TASK DESCRIPTION:
Every line of the listing should be retyped exactly, but none of the pictures should be.
--- START ---
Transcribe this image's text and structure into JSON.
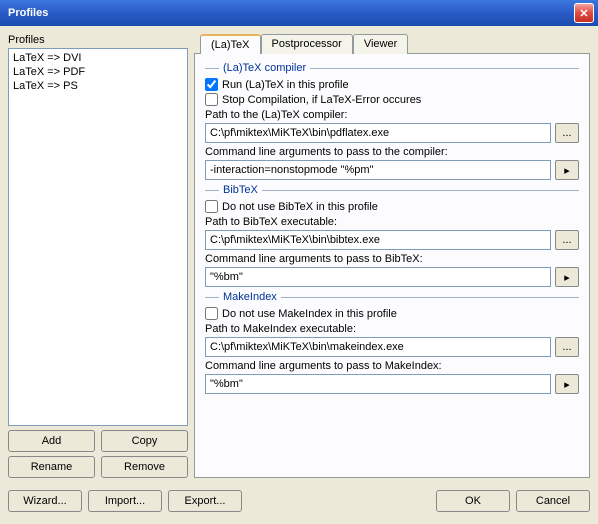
{
  "window": {
    "title": "Profiles"
  },
  "sidebar": {
    "label": "Profiles",
    "items": [
      "LaTeX => DVI",
      "LaTeX => PDF",
      "LaTeX => PS"
    ],
    "buttons": {
      "add": "Add",
      "copy": "Copy",
      "rename": "Rename",
      "remove": "Remove"
    }
  },
  "tabs": {
    "latex": "(La)TeX",
    "postprocessor": "Postprocessor",
    "viewer": "Viewer"
  },
  "latex_group": {
    "heading": "(La)TeX compiler",
    "run_chk": "Run (La)TeX in this profile",
    "run_checked": true,
    "stop_chk": "Stop Compilation, if LaTeX-Error occures",
    "stop_checked": false,
    "path_lbl": "Path to the (La)TeX compiler:",
    "path_val": "C:\\pf\\miktex\\MiKTeX\\bin\\pdflatex.exe",
    "args_lbl": "Command line arguments to pass to the compiler:",
    "args_val": "-interaction=nonstopmode \"%pm\""
  },
  "bibtex_group": {
    "heading": "BibTeX",
    "dont_chk": "Do not use BibTeX in this profile",
    "dont_checked": false,
    "path_lbl": "Path to BibTeX executable:",
    "path_val": "C:\\pf\\miktex\\MiKTeX\\bin\\bibtex.exe",
    "args_lbl": "Command line arguments to pass to BibTeX:",
    "args_val": "\"%bm\""
  },
  "makeindex_group": {
    "heading": "MakeIndex",
    "dont_chk": "Do not use MakeIndex in this profile",
    "dont_checked": false,
    "path_lbl": "Path to MakeIndex executable:",
    "path_val": "C:\\pf\\miktex\\MiKTeX\\bin\\makeindex.exe",
    "args_lbl": "Command line arguments to pass to MakeIndex:",
    "args_val": "\"%bm\""
  },
  "bottom": {
    "wizard": "Wizard...",
    "import": "Import...",
    "export": "Export...",
    "ok": "OK",
    "cancel": "Cancel"
  },
  "glyphs": {
    "browse": "...",
    "play": "▸"
  }
}
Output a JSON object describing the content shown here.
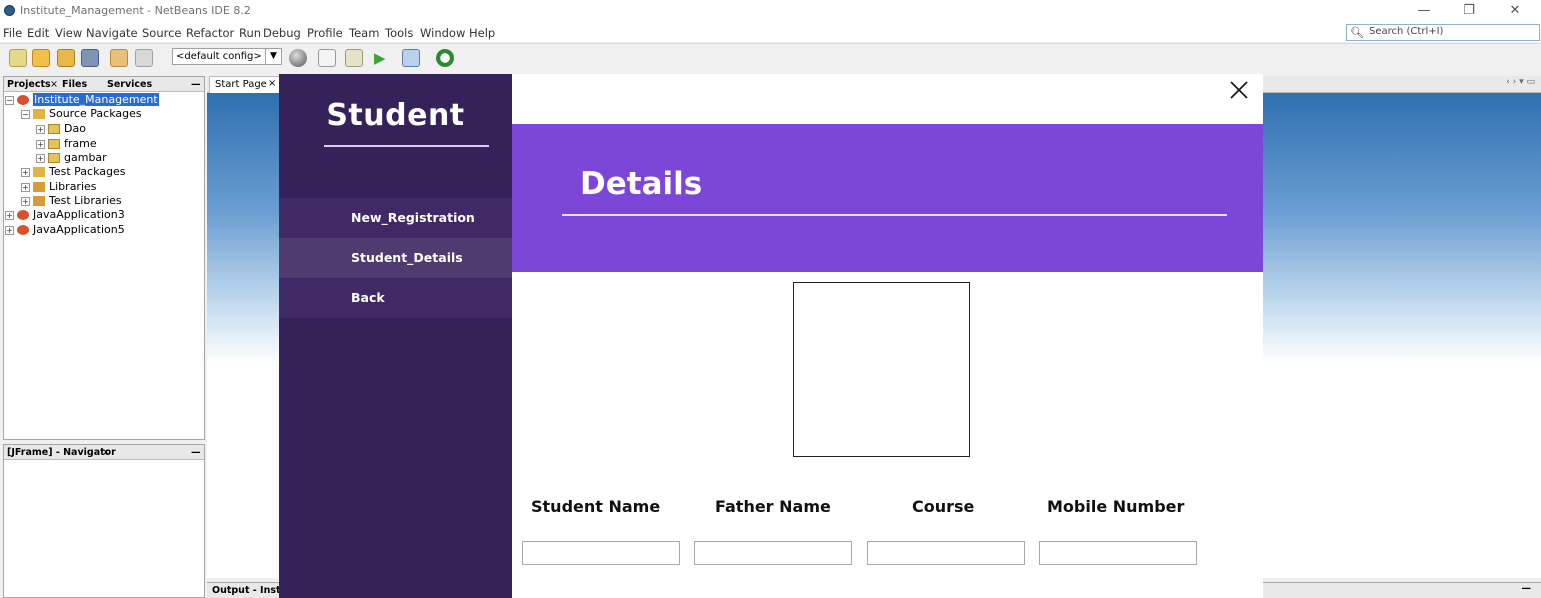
{
  "window": {
    "title": "Institute_Management - NetBeans IDE 8.2",
    "controls": {
      "minimize": "—",
      "restore": "❐",
      "close": "✕"
    }
  },
  "menu": [
    "File",
    "Edit",
    "View",
    "Navigate",
    "Source",
    "Refactor",
    "Run",
    "Debug",
    "Profile",
    "Team",
    "Tools",
    "Window",
    "Help"
  ],
  "search": {
    "placeholder": "Search (Ctrl+I)"
  },
  "toolbar": {
    "config": "<default config>"
  },
  "projects_panel": {
    "tabs": [
      "Projects",
      "Files",
      "Services"
    ],
    "tree": [
      "Institute_Management",
      "Source Packages",
      "Dao",
      "frame",
      "gambar",
      "Test Packages",
      "Libraries",
      "Test Libraries",
      "JavaApplication3",
      "JavaApplication5"
    ]
  },
  "navigator": {
    "tab": "[JFrame] - Navigator"
  },
  "editor": {
    "tab": "Start Page"
  },
  "output": {
    "tab": "Output - Institut"
  },
  "student_form": {
    "sidebar_title": "Student",
    "menu": [
      "New_Registration",
      "Student_Details",
      "Back"
    ],
    "selected_menu": "Student_Details",
    "header_title": "Details",
    "fields": [
      "Student Name",
      "Father Name",
      "Course",
      "Mobile Number"
    ],
    "colors": {
      "sidebar": "#36225b",
      "sidebar_selected": "#4e3b70",
      "header": "#7c47d8"
    }
  }
}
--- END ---
THE COMPLETED TASK:
Transcribe this image's text and structure into JSON.
{
  "window": {
    "title": "Profiles"
  },
  "sidebar": {
    "label": "Profiles",
    "items": [
      "LaTeX => DVI",
      "LaTeX => PDF",
      "LaTeX => PS"
    ],
    "buttons": {
      "add": "Add",
      "copy": "Copy",
      "rename": "Rename",
      "remove": "Remove"
    }
  },
  "tabs": {
    "latex": "(La)TeX",
    "postprocessor": "Postprocessor",
    "viewer": "Viewer"
  },
  "latex_group": {
    "heading": "(La)TeX compiler",
    "run_chk": "Run (La)TeX in this profile",
    "run_checked": true,
    "stop_chk": "Stop Compilation, if LaTeX-Error occures",
    "stop_checked": false,
    "path_lbl": "Path to the (La)TeX compiler:",
    "path_val": "C:\\pf\\miktex\\MiKTeX\\bin\\pdflatex.exe",
    "args_lbl": "Command line arguments to pass to the compiler:",
    "args_val": "-interaction=nonstopmode \"%pm\""
  },
  "bibtex_group": {
    "heading": "BibTeX",
    "dont_chk": "Do not use BibTeX in this profile",
    "dont_checked": false,
    "path_lbl": "Path to BibTeX executable:",
    "path_val": "C:\\pf\\miktex\\MiKTeX\\bin\\bibtex.exe",
    "args_lbl": "Command line arguments to pass to BibTeX:",
    "args_val": "\"%bm\""
  },
  "makeindex_group": {
    "heading": "MakeIndex",
    "dont_chk": "Do not use MakeIndex in this profile",
    "dont_checked": false,
    "path_lbl": "Path to MakeIndex executable:",
    "path_val": "C:\\pf\\miktex\\MiKTeX\\bin\\makeindex.exe",
    "args_lbl": "Command line arguments to pass to MakeIndex:",
    "args_val": "\"%bm\""
  },
  "bottom": {
    "wizard": "Wizard...",
    "import": "Import...",
    "export": "Export...",
    "ok": "OK",
    "cancel": "Cancel"
  },
  "glyphs": {
    "browse": "...",
    "play": "▸"
  }
}
Output a JSON object describing the content shown here.
{
  "window": {
    "title": "Institute_Management - NetBeans IDE 8.2",
    "controls": {
      "minimize": "—",
      "restore": "❐",
      "close": "✕"
    }
  },
  "menu": [
    "File",
    "Edit",
    "View",
    "Navigate",
    "Source",
    "Refactor",
    "Run",
    "Debug",
    "Profile",
    "Team",
    "Tools",
    "Window",
    "Help"
  ],
  "search": {
    "placeholder": "Search (Ctrl+I)"
  },
  "toolbar": {
    "config": "<default config>"
  },
  "projects_panel": {
    "tabs": [
      "Projects",
      "Files",
      "Services"
    ],
    "tree": [
      "Institute_Management",
      "Source Packages",
      "Dao",
      "frame",
      "gambar",
      "Test Packages",
      "Libraries",
      "Test Libraries",
      "JavaApplication3",
      "JavaApplication5"
    ]
  },
  "navigator": {
    "tab": "[JFrame] - Navigator"
  },
  "editor": {
    "tab": "Start Page"
  },
  "output": {
    "tab": "Output - Institut"
  },
  "student_form": {
    "sidebar_title": "Student",
    "menu": [
      "New_Registration",
      "Student_Details",
      "Back"
    ],
    "selected_menu": "Student_Details",
    "header_title": "Details",
    "fields": [
      "Student Name",
      "Father Name",
      "Course",
      "Mobile Number"
    ],
    "colors": {
      "sidebar": "#36225b",
      "sidebar_selected": "#4e3b70",
      "header": "#7c47d8"
    }
  }
}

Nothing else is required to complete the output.